YOUR GOAL »
Go through each line of the records below and count those with the word "HTTPDigestAuth"; give only the total.

RECORDED DATA »

=== Section Start ===

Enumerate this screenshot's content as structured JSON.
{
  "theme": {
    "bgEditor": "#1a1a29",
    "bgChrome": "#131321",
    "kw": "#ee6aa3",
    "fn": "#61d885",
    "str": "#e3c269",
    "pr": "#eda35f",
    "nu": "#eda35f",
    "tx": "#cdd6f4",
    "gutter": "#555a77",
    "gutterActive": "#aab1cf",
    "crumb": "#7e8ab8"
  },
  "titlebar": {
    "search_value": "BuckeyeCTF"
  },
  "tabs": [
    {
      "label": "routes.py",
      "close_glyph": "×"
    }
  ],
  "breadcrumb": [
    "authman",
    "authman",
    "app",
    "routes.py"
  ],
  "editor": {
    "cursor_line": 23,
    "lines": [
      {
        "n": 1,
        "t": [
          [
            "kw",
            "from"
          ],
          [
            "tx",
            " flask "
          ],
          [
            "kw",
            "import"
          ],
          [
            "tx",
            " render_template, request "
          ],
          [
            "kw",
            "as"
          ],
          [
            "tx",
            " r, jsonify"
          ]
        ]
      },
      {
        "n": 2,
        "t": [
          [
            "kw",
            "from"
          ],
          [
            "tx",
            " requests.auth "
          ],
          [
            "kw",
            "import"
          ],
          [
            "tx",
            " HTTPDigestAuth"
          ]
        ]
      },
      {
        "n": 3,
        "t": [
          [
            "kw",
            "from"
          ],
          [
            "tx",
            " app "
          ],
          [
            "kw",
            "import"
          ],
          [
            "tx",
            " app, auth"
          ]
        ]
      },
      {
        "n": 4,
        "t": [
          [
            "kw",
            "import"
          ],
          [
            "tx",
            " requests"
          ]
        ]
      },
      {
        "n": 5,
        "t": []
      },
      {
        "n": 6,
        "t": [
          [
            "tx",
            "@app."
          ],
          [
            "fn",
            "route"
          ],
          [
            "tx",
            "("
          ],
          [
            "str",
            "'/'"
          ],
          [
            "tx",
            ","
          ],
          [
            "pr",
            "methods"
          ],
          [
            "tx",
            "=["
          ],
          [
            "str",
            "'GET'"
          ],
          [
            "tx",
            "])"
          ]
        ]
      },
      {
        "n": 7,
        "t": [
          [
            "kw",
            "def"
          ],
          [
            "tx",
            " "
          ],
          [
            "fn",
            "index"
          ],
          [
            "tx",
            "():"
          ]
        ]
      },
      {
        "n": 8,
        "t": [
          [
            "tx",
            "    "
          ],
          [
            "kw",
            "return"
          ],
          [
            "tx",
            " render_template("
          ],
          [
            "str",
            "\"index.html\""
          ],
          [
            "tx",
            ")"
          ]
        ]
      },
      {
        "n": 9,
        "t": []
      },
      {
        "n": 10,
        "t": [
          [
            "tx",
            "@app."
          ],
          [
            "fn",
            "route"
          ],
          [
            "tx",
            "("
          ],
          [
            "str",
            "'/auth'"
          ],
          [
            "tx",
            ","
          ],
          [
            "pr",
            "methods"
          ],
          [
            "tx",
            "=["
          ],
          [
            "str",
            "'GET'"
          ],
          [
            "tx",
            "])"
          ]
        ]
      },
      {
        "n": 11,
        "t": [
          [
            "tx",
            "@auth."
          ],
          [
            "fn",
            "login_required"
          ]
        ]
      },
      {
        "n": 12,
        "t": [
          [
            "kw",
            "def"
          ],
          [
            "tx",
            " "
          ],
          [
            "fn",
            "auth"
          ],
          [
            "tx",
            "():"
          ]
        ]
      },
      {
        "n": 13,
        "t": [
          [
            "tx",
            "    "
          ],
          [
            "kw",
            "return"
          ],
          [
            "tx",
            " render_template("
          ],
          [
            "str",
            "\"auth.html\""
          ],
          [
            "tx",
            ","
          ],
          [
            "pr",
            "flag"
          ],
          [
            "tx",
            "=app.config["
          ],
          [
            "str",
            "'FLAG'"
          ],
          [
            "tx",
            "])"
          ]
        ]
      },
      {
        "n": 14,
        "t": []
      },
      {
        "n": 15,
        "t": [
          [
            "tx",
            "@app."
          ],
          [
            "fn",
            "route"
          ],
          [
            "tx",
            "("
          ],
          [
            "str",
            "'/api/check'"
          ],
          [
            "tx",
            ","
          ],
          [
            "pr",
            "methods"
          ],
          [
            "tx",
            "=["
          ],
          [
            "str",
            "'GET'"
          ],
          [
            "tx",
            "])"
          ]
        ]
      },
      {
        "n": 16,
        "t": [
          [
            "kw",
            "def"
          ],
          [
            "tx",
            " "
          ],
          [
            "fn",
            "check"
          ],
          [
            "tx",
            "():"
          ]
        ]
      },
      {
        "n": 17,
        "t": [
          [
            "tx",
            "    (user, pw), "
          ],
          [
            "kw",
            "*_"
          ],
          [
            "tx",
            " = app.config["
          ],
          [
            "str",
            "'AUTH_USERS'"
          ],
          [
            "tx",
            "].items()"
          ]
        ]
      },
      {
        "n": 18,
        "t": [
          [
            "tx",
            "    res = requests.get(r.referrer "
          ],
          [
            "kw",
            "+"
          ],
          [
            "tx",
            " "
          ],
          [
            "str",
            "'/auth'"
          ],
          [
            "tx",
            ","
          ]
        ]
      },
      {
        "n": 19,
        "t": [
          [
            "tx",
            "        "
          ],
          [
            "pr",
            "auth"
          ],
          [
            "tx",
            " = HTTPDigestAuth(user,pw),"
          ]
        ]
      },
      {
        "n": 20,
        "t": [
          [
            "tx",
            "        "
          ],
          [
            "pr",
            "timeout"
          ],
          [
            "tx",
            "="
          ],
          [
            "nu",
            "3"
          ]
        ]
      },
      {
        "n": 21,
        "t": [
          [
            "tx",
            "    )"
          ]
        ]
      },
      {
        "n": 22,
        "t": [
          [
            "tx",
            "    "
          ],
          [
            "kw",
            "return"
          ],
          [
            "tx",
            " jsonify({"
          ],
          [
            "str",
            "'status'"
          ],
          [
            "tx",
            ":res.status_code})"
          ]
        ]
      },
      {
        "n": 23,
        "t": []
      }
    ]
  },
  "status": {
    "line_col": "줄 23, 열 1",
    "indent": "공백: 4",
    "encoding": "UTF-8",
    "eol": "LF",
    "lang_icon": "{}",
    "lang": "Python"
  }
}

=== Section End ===

OUTPUT BELOW »
2